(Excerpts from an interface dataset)
»»
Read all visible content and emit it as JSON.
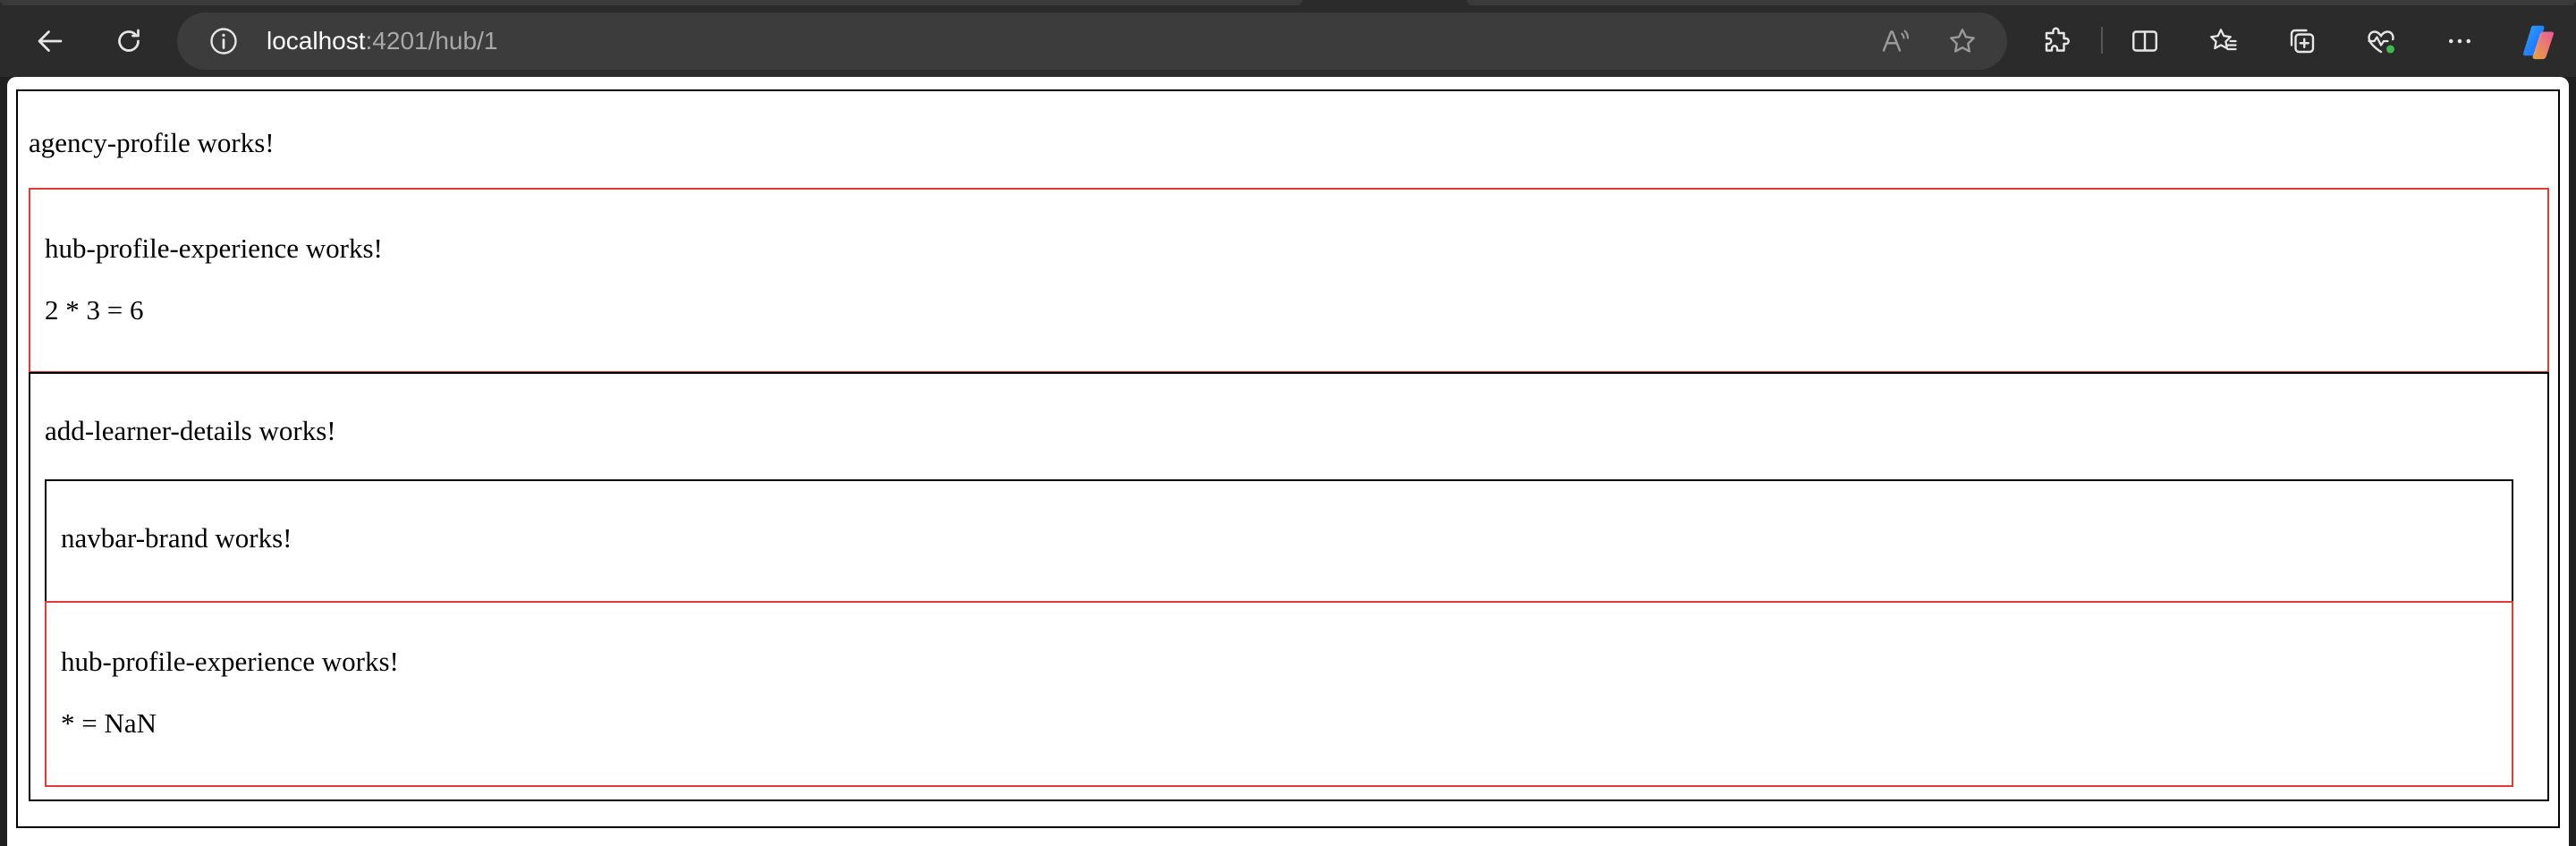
{
  "browser": {
    "url_host": "localhost",
    "url_path": ":4201/hub/1",
    "icons": {
      "back": "arrow-left-icon",
      "refresh": "refresh-icon",
      "site_info": "info-icon",
      "read_aloud": "read-aloud-icon",
      "favorite": "star-icon",
      "extensions": "puzzle-icon",
      "split_screen": "split-screen-icon",
      "favorites": "favorites-list-icon",
      "collections": "collections-icon",
      "performance": "heart-pulse-icon",
      "more": "more-dots-icon",
      "copilot": "copilot-icon"
    },
    "colors": {
      "toolbar_bg": "#2b2b2b",
      "address_bg": "#3c3c3c",
      "performance_dot": "#3fb950"
    }
  },
  "page": {
    "agency_profile": {
      "text": "agency-profile works!"
    },
    "hub_profile_experience_1": {
      "title": "hub-profile-experience works!",
      "result": "2 * 3 = 6"
    },
    "add_learner_details": {
      "title": "add-learner-details works!",
      "navbar_brand": "navbar-brand works!",
      "hub_profile_experience_2": {
        "title": "hub-profile-experience works!",
        "result": "* = NaN"
      }
    },
    "colors": {
      "outer_border": "#000000",
      "experience_border": "#e53935"
    }
  }
}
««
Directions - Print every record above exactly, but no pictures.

Solution -
Read all visible content and emit it as JSON.
{
  "browser": {
    "url_host": "localhost",
    "url_path": ":4201/hub/1",
    "icons": {
      "back": "arrow-left-icon",
      "refresh": "refresh-icon",
      "site_info": "info-icon",
      "read_aloud": "read-aloud-icon",
      "favorite": "star-icon",
      "extensions": "puzzle-icon",
      "split_screen": "split-screen-icon",
      "favorites": "favorites-list-icon",
      "collections": "collections-icon",
      "performance": "heart-pulse-icon",
      "more": "more-dots-icon",
      "copilot": "copilot-icon"
    },
    "colors": {
      "toolbar_bg": "#2b2b2b",
      "address_bg": "#3c3c3c",
      "performance_dot": "#3fb950"
    }
  },
  "page": {
    "agency_profile": {
      "text": "agency-profile works!"
    },
    "hub_profile_experience_1": {
      "title": "hub-profile-experience works!",
      "result": "2 * 3 = 6"
    },
    "add_learner_details": {
      "title": "add-learner-details works!",
      "navbar_brand": "navbar-brand works!",
      "hub_profile_experience_2": {
        "title": "hub-profile-experience works!",
        "result": "* = NaN"
      }
    },
    "colors": {
      "outer_border": "#000000",
      "experience_border": "#e53935"
    }
  }
}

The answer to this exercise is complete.